Stored items from a collection
+ + + + + + +

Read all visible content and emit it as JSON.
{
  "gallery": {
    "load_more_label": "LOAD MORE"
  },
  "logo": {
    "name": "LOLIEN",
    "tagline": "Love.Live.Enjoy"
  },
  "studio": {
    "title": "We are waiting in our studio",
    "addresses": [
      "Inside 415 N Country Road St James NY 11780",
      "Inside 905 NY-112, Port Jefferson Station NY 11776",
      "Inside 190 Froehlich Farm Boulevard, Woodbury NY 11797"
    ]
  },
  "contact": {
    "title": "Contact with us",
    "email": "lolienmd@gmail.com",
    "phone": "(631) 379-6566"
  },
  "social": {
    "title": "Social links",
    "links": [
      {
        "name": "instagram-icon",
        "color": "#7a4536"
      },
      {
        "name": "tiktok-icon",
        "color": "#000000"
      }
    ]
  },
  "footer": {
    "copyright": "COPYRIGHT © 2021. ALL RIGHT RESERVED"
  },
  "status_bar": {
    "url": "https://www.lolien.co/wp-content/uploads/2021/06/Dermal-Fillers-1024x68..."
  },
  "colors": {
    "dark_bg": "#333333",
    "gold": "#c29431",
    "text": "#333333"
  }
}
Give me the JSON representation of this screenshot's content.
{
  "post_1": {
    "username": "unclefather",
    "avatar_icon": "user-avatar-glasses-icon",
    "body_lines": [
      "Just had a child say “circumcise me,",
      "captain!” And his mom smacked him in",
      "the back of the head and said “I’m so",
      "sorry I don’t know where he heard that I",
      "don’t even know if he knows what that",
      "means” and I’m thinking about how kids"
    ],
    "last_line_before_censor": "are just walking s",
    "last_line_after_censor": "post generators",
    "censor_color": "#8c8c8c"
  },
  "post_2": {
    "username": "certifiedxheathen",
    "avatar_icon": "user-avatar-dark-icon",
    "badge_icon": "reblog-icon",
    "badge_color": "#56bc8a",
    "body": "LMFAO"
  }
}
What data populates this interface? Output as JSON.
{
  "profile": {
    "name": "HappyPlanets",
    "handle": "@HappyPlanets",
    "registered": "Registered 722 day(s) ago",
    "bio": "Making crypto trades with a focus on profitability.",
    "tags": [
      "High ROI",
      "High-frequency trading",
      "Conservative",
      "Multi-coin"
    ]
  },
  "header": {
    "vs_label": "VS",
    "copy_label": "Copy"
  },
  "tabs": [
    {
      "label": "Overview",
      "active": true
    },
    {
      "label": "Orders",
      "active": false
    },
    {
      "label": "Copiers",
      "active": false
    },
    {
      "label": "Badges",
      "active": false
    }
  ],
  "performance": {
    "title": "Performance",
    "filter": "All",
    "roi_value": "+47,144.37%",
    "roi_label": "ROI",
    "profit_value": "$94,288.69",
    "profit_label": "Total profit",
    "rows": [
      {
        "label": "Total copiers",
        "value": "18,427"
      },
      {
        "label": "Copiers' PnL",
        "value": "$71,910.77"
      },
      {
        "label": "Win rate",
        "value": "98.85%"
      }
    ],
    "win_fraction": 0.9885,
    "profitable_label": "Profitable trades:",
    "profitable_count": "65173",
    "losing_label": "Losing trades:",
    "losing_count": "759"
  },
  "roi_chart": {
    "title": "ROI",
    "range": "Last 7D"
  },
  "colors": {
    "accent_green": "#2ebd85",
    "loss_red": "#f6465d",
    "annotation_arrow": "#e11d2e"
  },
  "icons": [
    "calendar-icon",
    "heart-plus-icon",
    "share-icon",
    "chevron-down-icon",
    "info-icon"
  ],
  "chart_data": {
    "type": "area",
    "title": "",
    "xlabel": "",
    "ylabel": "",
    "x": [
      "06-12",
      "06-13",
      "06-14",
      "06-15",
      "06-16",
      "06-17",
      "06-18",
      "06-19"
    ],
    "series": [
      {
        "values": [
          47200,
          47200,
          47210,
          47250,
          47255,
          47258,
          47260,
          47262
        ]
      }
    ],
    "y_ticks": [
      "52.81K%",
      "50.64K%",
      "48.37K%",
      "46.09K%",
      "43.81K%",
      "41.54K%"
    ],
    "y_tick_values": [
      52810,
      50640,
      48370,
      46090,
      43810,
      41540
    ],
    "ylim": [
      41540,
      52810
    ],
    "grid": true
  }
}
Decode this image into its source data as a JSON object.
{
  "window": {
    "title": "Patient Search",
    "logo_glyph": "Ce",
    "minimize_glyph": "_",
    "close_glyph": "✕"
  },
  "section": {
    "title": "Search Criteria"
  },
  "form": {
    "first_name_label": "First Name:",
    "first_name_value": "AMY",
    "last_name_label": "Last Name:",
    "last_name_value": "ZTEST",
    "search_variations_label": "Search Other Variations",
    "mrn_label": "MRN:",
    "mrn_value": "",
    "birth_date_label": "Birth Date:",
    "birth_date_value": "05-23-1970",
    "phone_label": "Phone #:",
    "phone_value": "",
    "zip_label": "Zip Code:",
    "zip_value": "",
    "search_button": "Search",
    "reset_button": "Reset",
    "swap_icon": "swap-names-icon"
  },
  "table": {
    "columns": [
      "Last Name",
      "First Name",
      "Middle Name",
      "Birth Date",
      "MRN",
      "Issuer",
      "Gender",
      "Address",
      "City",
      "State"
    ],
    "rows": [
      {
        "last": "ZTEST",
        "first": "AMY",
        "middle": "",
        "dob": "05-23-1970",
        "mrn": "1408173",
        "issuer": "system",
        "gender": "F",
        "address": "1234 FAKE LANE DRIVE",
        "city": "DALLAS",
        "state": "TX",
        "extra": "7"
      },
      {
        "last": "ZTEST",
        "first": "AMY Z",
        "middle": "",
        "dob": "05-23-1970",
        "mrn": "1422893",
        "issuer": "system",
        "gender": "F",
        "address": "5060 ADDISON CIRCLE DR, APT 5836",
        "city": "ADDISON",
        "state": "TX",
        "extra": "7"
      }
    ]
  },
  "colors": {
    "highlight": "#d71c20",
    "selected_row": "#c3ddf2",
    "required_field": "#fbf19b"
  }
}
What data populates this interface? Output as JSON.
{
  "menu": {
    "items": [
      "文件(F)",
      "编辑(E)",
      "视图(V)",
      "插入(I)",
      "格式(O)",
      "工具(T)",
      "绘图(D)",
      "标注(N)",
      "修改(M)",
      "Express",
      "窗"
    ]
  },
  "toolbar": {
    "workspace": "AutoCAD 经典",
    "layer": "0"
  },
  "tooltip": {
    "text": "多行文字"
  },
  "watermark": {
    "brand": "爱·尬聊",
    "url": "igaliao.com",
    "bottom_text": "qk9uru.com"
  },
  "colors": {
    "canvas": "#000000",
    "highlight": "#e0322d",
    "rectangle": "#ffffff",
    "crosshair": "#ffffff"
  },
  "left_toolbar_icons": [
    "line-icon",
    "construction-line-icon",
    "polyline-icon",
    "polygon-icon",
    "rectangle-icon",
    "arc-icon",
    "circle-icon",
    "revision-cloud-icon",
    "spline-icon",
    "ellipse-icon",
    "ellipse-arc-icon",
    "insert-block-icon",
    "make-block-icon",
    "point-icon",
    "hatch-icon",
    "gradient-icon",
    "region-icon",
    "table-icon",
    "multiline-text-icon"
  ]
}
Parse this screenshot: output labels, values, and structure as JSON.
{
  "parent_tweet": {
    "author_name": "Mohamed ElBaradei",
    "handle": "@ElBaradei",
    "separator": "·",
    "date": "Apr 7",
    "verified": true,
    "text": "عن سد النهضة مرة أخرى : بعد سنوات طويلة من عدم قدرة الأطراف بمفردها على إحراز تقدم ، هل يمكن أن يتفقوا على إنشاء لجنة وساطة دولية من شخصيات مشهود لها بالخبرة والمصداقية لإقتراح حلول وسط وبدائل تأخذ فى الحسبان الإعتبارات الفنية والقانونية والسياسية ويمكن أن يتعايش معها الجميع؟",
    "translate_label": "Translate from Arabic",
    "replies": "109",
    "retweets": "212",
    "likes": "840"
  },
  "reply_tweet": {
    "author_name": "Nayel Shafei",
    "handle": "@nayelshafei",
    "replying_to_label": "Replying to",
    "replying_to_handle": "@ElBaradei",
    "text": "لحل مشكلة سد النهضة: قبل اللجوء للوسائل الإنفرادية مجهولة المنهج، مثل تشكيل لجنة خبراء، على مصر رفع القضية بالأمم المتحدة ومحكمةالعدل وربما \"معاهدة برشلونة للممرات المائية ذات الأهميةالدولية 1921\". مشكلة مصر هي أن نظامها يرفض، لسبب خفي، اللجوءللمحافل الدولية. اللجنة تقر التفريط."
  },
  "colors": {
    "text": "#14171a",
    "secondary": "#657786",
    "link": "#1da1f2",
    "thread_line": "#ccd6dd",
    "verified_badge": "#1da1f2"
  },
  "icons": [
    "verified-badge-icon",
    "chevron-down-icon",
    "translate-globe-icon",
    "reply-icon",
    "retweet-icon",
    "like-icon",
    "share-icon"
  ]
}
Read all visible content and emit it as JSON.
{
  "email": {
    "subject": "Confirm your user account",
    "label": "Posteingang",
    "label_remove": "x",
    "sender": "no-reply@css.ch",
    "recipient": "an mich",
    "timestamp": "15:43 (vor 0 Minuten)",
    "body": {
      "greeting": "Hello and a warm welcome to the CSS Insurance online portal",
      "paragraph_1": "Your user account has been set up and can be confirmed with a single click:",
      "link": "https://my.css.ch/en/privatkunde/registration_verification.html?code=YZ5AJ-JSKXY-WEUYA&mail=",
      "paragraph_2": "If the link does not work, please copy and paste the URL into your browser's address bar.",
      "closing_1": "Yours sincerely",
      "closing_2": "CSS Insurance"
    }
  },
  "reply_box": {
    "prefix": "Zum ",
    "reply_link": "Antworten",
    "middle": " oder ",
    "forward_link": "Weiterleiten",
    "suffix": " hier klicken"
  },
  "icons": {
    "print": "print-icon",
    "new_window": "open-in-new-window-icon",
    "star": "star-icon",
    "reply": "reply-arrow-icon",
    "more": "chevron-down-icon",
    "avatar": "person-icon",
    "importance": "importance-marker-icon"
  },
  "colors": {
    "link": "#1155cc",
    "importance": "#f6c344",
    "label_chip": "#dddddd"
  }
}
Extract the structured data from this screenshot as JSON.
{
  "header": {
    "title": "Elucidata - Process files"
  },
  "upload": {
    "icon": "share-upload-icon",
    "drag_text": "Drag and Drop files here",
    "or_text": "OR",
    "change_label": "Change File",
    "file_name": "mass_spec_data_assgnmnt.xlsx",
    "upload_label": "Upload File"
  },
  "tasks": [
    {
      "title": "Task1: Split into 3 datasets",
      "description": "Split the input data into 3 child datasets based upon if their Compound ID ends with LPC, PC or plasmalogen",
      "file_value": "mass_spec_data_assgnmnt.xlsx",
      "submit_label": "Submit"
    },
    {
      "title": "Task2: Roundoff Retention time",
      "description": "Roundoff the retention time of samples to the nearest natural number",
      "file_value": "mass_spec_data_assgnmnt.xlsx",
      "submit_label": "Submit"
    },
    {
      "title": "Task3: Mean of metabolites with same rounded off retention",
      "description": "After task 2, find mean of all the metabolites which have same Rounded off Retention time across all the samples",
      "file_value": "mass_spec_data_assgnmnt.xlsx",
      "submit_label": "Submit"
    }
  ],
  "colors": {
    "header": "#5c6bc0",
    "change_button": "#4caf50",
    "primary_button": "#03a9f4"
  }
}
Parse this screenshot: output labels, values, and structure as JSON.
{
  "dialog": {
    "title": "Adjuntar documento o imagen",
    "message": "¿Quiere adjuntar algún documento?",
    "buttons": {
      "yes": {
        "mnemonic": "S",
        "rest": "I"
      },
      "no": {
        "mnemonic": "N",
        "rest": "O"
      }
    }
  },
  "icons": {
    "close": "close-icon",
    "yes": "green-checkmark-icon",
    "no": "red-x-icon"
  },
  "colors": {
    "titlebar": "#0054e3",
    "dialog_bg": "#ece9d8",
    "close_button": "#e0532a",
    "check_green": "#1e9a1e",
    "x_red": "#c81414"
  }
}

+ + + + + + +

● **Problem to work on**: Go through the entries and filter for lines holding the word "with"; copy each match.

● **Response to the task**:
    "title": "Contact with us",
    "bio": "Making crypto trades with a focus on profitability.",
      "paragraph_1": "Your user account has been set up and can be confirmed with a single click:",
      "description": "Split the input data into 3 child datasets based upon if their Compound ID ends with LPC, PC or plasmalogen",
      "title": "Task3: Mean of metabolites with same rounded off retention",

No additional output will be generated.